    I have come to really enjoy the following for breakfast and would appreciate some thoughts on it from a primal perspective. From MY perspective, it is delicious, easy to make, and keeps me from having any sort of hunger all the way till lunch. I think it has about zero carbs, as well. (and still amazes me that I have a full load of energy with no carbs)

    1 can tuna (water or oil, depends)
    2 tablespoons or so mayo
    2 strips bacon, crumpled
    1 avocado sliced
    1 hard boiled egg sliced
    Old Bay seasoning to taste.

    I REALLY enjoy this breakfast, along with a cup of home roasted coffee. I seem to be falling into a habit with it as it is easy to make and tasty as all get out. Anything wrong with it, anything I should be doing to improve? Might swap the tuna for salmon occasionally.

    Thank you!

  • #2
    I don't see anything wrong with it myself, would probably only make sure you're getting good mayo or making it yourself. It's probably very high in calories but I wouldn't really worry about that (if you are hoping for weight loss, see if *maybe* this is holding you back)

    I'm stealing this recipe, by the way.
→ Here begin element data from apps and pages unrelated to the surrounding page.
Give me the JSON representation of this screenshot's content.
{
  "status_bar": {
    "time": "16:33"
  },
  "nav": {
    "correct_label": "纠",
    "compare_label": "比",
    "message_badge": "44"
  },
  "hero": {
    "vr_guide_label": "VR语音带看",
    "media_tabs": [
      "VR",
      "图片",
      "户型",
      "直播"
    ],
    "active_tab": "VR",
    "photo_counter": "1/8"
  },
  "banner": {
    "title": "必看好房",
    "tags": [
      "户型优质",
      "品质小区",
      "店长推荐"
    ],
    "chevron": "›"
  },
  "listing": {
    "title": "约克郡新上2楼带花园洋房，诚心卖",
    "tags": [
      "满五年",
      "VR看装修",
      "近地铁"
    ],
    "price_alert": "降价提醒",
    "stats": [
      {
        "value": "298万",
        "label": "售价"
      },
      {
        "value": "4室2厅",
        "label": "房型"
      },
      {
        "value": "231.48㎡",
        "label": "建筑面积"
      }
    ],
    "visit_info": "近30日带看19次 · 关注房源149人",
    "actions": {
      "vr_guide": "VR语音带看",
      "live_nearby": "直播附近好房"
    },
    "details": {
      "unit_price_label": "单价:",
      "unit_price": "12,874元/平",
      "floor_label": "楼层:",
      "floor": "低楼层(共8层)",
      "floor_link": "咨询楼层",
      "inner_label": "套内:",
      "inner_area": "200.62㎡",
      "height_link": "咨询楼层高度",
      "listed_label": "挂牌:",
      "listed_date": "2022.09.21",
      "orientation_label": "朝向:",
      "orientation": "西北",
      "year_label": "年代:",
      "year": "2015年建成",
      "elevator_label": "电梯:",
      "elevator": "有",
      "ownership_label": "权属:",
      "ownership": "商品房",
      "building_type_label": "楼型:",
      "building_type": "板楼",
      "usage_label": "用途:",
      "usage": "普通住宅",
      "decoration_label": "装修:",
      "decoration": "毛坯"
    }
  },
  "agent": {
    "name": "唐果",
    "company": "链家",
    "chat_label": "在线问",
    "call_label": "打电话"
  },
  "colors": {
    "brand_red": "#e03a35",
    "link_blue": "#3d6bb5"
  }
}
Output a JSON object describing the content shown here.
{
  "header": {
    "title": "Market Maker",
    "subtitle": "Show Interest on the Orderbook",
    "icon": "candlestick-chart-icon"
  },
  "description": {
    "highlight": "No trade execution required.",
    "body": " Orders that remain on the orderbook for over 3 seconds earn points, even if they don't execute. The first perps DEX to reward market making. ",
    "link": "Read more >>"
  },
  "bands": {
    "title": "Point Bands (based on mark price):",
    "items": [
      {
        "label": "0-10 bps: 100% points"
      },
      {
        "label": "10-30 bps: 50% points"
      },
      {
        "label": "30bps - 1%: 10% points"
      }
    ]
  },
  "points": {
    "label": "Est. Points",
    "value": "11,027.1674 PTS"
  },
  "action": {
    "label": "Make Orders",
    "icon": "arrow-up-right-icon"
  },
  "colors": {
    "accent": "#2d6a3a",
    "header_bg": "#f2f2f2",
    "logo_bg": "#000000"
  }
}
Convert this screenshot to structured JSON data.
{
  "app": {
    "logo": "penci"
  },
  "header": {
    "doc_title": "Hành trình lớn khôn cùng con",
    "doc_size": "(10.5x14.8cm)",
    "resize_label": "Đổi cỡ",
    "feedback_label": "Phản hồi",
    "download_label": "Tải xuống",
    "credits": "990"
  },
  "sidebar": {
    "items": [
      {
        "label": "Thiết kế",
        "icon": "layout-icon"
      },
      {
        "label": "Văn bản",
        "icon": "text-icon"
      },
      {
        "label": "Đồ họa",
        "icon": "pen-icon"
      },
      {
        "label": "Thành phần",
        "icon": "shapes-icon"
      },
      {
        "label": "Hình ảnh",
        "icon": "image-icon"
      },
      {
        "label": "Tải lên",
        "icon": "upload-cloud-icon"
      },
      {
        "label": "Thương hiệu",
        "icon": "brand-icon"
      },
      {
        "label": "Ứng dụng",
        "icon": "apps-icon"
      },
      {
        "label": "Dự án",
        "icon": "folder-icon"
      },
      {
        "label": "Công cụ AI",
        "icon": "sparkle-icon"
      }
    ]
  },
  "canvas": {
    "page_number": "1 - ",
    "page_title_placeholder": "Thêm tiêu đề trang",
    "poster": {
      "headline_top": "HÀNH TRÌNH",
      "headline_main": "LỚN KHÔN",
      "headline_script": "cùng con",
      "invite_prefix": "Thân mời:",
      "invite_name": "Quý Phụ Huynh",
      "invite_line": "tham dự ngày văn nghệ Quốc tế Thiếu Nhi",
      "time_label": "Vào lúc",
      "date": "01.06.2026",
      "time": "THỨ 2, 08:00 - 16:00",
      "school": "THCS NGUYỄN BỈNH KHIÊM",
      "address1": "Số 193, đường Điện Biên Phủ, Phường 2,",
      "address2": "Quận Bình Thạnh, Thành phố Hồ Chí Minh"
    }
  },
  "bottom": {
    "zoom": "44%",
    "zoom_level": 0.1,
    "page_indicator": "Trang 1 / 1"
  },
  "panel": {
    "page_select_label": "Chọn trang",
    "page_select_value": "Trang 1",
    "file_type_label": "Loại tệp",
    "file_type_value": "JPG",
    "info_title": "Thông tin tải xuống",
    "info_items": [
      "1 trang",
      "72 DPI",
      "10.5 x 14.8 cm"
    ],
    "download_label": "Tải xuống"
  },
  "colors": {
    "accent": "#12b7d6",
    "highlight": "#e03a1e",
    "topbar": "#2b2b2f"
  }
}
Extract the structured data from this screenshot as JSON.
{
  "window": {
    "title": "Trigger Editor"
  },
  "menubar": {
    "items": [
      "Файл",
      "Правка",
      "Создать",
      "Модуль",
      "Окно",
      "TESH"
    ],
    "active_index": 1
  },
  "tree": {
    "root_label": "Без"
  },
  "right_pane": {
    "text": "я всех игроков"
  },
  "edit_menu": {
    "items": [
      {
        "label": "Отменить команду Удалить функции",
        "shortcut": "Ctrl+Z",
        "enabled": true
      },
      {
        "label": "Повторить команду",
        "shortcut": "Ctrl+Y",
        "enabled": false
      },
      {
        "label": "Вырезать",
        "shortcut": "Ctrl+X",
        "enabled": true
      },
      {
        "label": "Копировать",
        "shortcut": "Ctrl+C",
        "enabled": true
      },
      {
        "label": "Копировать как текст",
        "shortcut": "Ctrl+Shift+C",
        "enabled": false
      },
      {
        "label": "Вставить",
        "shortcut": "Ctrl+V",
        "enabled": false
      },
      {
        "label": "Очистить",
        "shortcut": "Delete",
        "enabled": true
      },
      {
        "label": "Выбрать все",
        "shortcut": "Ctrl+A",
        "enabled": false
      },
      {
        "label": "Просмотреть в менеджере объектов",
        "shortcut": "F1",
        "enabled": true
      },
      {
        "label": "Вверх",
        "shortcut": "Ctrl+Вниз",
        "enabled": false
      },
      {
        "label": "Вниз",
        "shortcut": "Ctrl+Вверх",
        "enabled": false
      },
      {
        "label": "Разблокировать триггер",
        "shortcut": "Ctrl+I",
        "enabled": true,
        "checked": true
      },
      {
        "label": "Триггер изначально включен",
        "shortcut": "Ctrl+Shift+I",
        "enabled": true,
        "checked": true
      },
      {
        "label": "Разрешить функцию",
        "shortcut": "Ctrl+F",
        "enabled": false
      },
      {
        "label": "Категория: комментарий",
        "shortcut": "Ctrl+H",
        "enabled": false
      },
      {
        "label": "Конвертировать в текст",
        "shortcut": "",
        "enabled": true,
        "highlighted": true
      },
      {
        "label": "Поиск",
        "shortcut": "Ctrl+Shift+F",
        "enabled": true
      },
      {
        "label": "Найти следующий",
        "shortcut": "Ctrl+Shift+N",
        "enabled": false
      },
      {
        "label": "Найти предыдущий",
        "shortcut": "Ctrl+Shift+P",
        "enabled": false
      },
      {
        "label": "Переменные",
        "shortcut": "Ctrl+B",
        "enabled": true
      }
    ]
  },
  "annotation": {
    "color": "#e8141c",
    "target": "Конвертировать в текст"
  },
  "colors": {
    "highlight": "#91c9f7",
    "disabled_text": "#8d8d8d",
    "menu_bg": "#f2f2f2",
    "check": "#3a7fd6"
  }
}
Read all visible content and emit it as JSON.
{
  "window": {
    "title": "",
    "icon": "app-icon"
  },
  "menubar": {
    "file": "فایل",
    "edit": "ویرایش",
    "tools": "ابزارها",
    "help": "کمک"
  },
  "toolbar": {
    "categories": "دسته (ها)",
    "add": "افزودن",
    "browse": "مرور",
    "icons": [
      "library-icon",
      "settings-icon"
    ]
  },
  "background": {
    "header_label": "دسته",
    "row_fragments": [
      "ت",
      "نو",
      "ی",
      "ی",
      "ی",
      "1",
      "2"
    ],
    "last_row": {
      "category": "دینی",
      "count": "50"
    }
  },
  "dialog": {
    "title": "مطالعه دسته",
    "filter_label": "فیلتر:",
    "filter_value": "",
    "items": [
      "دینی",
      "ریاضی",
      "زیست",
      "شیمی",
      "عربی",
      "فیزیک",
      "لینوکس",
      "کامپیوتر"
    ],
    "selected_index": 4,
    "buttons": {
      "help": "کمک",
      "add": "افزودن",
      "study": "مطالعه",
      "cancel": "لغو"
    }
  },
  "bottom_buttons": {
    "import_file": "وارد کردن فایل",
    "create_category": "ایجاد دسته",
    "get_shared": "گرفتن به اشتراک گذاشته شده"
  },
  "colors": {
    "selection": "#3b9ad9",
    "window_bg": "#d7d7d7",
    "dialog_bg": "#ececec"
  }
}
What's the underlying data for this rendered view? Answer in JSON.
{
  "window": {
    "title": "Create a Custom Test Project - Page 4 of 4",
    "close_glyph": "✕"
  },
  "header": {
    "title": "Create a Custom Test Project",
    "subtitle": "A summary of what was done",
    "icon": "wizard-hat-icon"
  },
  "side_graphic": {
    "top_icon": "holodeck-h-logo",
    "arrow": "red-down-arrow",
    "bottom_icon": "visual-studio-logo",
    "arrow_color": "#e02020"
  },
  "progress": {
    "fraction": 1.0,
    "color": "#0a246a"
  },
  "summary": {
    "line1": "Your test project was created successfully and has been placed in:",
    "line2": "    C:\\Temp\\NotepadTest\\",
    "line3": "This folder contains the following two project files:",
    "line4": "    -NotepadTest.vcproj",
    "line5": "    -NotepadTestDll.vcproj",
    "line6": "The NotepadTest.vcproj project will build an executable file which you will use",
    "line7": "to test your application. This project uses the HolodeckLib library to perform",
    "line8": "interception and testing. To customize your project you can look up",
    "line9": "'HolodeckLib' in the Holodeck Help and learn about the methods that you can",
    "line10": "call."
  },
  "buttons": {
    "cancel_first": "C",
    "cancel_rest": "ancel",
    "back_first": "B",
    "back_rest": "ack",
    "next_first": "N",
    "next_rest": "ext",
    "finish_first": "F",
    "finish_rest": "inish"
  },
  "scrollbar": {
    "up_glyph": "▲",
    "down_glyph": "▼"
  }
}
It does sound far too delicious.
    I used to seriously post here, now I prefer to troll.


    • #3
      Looks delicious!

      I second iniQuity in making your own mayo. I'd also recommend getting the tuna in water as the oil used in canning is usually not a good kind. Most vegetable oils are no good (of course there are exceptions: olive, coconut, avocado). Even if it's canned in olive oil, I'd stick to the water-canned and add my own extra-virign if I wanted it.

      You can make your mayo from any fat (or mixture of fats) that isn't too saturated. For example, tallow and coconut oil would not work very well, but lard/bacon grease is unsaturated enough to work (although I've noticed that it hardens somewhat in the fridge- fine if using fresh though). I've also seen avocado and macadamia nut oils recommended. I think these would work quite well as they are even less saturated than lard. You could also use olive oil (not extra virgin - it becomes bitter) although I'm still concerned about the quality of anything less than extra-virgin. Here are some links on oils:

      Fat content and fatty acid composition of seed oils (note that macadamia and avocado are similar in composition to olive oil)
      Fats, Oils, Fatty Acids, Triglycerides Includes some animal and plant fats.